* Task requirements: Reproduce each record exactly, leaving nothing out.

──────────────────────────────

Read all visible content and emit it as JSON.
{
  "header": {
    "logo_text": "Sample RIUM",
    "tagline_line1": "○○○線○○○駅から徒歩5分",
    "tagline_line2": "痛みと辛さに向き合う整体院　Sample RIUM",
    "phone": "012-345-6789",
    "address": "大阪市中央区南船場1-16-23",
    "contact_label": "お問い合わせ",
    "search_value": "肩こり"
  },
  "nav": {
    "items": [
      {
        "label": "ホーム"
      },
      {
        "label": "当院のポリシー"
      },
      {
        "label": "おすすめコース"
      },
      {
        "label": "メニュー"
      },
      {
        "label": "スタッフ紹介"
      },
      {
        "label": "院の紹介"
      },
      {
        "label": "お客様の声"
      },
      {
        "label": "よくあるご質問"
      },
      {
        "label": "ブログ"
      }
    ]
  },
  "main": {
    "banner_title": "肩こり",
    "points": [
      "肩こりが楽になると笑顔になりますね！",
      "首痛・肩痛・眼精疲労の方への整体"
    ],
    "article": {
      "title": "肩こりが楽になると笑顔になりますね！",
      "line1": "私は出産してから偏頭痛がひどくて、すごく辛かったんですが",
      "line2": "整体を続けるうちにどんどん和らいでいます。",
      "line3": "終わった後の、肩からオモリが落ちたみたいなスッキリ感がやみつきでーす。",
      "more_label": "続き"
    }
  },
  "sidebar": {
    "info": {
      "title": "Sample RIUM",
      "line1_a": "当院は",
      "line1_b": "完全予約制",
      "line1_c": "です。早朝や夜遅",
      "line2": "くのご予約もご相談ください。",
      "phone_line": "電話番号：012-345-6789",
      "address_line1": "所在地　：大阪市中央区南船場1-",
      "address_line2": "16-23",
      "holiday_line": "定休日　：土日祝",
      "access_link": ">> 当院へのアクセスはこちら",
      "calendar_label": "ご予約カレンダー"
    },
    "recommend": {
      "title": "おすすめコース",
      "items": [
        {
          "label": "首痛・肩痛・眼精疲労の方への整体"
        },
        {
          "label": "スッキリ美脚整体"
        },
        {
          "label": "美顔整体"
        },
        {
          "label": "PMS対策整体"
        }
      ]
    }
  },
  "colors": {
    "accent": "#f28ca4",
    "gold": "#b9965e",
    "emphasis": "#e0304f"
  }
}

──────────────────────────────

* Exercise response:
Read all visible content and emit it as JSON.
{
  "header": {
    "logo_text": "Sample RIUM",
    "tagline_line1": "○○○線○○○駅から徒歩5分",
    "tagline_line2": "痛みと辛さに向き合う整体院　Sample RIUM",
    "phone": "012-345-6789",
    "address": "大阪市中央区南船場1-16-23",
    "contact_label": "お問い合わせ",
    "search_value": "肩こり"
  },
  "nav": {
    "items": [
      {
        "label": "ホーム"
      },
      {
        "label": "当院のポリシー"
      },
      {
        "label": "おすすめコース"
      },
      {
        "label": "メニュー"
      },
      {
        "label": "スタッフ紹介"
      },
      {
        "label": "院の紹介"
      },
      {
        "label": "お客様の声"
      },
      {
        "label": "よくあるご質問"
      },
      {
        "label": "ブログ"
      }
    ]
  },
  "main": {
    "banner_title": "肩こり",
    "points": [
      "肩こりが楽になると笑顔になりますね！",
      "首痛・肩痛・眼精疲労の方への整体"
    ],
    "article": {
      "title": "肩こりが楽になると笑顔になりますね！",
      "line1": "私は出産してから偏頭痛がひどくて、すごく辛かったんですが",
      "line2": "整体を続けるうちにどんどん和らいでいます。",
      "line3": "終わった後の、肩からオモリが落ちたみたいなスッキリ感がやみつきでーす。",
      "more_label": "続き"
    }
  },
  "sidebar": {
    "info": {
      "title": "Sample RIUM",
      "line1_a": "当院は",
      "line1_b": "完全予約制",
      "line1_c": "です。早朝や夜遅",
      "line2": "くのご予約もご相談ください。",
      "phone_line": "電話番号：012-345-6789",
      "address_line1": "所在地　：大阪市中央区南船場1-",
      "address_line2": "16-23",
      "holiday_line": "定休日　：土日祝",
      "access_link": ">> 当院へのアクセスはこちら",
      "calendar_label": "ご予約カレンダー"
    },
    "recommend": {
      "title": "おすすめコース",
      "items": [
        {
          "label": "首痛・肩痛・眼精疲労の方への整体"
        },
        {
          "label": "スッキリ美脚整体"
        },
        {
          "label": "美顔整体"
        },
        {
          "label": "PMS対策整体"
        }
      ]
    }
  },
  "colors": {
    "accent": "#f28ca4",
    "gold": "#b9965e",
    "emphasis": "#e0304f"
  }
}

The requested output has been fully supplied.